Like salinity and temperature, the chemical composition of water helps determine where and how many plants and animals live within the Chesapeake Bay. The Bay’s waters contain organic and inorganic materials, including nutrients, dissolved gases, inorganic salts, trace elements and potentially toxic chemicals such as heavy metals.
Composition of water
The composition of sea water is relatively constant from place to place; however, the composition of fresh water varies depending on the soil and rocks the water has come into contact with. Moving down the Bay, the water composition changes as salinity increases.
Both fresh and salt water contain many natural dissolved materials from several sources. Bacteria and other microorganisms decompose dead organisms and release compounds into the water. Live organisms also release compounds directly into the water. Additionally, dissolved materials enter the Bay from its rivers and the ocean.

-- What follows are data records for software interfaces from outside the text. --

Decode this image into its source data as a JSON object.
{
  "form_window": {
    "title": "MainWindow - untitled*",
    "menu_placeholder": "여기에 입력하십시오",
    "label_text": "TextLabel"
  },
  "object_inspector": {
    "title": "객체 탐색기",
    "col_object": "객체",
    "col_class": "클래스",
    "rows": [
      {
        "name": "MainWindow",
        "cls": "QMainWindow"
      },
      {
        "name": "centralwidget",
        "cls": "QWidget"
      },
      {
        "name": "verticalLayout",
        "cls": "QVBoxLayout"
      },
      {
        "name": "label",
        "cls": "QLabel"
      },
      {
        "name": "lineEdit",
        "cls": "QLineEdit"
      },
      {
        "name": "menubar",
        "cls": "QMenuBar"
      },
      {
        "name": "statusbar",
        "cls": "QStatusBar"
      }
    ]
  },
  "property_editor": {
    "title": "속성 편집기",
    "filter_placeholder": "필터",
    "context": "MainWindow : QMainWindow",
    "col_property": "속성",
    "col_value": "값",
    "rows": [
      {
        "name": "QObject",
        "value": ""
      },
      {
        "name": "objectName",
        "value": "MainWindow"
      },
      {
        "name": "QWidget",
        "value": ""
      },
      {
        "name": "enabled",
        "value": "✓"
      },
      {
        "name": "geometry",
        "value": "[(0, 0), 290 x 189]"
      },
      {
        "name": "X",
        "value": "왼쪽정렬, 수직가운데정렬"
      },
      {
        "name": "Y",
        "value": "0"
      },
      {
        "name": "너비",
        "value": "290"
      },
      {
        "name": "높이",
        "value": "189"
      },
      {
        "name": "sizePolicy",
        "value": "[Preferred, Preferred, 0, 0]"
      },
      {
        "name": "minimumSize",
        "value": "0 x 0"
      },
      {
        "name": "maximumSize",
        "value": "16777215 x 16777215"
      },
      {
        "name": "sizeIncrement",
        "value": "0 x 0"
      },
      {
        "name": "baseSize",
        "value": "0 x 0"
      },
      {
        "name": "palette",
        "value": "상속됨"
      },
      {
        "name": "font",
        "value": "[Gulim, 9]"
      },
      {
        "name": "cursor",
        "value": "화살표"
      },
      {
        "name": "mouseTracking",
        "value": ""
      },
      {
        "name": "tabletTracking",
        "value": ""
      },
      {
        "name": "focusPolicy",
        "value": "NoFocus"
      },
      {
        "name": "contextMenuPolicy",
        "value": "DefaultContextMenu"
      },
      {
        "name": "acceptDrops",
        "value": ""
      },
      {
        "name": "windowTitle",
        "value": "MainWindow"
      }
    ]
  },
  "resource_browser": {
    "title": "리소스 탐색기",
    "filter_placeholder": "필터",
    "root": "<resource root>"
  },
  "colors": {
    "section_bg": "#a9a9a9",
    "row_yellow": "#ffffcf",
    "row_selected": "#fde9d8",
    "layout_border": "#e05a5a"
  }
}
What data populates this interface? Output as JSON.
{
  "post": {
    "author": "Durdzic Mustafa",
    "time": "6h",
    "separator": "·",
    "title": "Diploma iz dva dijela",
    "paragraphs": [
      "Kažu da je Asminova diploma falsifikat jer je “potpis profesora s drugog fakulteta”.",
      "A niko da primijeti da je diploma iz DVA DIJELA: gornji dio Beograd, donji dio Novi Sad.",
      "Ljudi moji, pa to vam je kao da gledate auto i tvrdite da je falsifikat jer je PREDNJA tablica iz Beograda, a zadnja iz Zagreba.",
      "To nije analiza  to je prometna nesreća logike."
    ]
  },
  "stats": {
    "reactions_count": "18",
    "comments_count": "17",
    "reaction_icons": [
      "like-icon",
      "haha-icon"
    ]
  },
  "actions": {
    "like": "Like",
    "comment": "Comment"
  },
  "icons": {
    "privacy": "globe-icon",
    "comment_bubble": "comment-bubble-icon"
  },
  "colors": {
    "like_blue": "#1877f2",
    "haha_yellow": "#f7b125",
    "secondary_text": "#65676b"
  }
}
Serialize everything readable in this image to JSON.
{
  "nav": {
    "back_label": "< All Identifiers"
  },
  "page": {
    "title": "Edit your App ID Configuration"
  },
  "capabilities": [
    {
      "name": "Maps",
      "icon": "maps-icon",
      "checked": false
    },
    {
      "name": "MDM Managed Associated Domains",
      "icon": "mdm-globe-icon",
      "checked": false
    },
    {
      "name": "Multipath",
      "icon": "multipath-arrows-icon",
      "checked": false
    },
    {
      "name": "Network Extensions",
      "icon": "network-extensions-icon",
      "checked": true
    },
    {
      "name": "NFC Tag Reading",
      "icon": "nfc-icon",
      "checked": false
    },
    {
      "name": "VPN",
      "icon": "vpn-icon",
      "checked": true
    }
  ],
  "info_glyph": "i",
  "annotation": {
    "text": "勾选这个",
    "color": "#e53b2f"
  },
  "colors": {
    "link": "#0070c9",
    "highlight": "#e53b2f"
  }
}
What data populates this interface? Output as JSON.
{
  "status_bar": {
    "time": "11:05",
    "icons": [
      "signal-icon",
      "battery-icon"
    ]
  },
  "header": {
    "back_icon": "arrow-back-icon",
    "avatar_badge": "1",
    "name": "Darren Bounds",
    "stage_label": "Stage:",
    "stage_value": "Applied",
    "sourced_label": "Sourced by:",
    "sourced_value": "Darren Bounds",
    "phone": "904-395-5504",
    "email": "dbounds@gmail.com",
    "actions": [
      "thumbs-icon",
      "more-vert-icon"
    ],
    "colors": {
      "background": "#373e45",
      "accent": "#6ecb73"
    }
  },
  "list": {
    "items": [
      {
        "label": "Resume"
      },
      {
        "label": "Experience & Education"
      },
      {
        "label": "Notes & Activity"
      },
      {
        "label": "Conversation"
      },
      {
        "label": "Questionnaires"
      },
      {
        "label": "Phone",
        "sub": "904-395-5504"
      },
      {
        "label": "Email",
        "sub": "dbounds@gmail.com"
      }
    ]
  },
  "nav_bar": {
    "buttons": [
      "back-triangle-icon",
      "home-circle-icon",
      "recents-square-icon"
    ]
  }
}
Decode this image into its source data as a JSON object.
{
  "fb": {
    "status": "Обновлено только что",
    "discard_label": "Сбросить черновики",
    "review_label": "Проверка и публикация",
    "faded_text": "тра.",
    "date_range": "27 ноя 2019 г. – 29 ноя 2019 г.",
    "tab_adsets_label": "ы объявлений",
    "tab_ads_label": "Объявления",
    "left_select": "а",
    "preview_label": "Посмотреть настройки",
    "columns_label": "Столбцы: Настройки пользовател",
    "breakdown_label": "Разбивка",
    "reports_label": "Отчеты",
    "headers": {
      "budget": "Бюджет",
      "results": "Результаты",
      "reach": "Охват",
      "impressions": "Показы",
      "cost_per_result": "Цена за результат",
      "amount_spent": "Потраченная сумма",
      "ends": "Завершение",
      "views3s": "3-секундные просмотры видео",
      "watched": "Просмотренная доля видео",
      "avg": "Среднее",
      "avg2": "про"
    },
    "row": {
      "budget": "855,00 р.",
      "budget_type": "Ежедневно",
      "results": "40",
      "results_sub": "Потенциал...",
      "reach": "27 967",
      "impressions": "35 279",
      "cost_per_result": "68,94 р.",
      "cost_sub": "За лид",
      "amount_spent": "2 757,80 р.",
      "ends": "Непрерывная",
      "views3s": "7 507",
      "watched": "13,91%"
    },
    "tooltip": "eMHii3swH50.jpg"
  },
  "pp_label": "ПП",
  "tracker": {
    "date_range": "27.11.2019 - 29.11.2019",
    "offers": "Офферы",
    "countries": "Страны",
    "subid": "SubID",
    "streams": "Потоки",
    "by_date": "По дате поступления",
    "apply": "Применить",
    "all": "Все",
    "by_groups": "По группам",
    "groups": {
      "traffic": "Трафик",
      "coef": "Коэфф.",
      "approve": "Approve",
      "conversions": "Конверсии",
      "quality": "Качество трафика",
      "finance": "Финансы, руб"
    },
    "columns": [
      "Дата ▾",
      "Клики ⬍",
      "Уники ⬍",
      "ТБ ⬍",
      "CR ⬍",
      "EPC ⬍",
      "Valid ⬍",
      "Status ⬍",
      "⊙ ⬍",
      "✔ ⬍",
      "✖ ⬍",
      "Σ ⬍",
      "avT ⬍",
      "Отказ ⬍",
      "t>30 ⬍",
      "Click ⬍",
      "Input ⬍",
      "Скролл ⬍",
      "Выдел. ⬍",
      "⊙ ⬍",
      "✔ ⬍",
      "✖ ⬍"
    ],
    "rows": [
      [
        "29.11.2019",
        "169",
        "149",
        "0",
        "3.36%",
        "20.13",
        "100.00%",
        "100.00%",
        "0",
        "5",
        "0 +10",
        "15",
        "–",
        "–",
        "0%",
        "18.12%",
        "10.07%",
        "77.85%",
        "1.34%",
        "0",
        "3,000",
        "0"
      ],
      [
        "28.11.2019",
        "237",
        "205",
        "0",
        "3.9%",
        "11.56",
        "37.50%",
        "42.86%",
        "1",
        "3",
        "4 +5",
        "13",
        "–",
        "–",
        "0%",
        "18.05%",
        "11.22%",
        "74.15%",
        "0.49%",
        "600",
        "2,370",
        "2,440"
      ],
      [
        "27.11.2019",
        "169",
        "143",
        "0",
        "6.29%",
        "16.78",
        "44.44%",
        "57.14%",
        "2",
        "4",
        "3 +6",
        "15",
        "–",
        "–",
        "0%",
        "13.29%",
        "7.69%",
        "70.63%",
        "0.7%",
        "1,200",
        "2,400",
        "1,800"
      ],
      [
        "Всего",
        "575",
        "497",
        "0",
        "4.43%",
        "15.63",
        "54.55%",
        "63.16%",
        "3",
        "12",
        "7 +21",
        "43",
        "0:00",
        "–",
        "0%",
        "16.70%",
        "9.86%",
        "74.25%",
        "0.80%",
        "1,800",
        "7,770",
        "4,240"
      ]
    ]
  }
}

Sea water contains hundreds of trace elements that are important in many biological reactions, including cobalt and metals such as lead, mercury and cadmium.
Dissolved salts are important to the life cycles of many organisms. For example, some fish spawn in fresh or brackish water and then move to saltier waters as they mature. These species have internal mechanisms that enable them to cope with the salinity changes.
Dissolved oxygen is critical to life in the Chesapeake Bay. Just like humans, underwater critters—from fish to crabs to worms—need oxygen to survive. Dissolved oxygen concentrations vary depending on location and time of year, based on temperature, salinity, nutrient levels and other factors.
Carbon dioxide is another important dissolved gas, because underwater grasses and other plants need carbon to produce new tissue during photosynthesis. It's also a byproduct of respiration. Like oxygen, carbon dioxide concentrations are affected by temperature and salinity.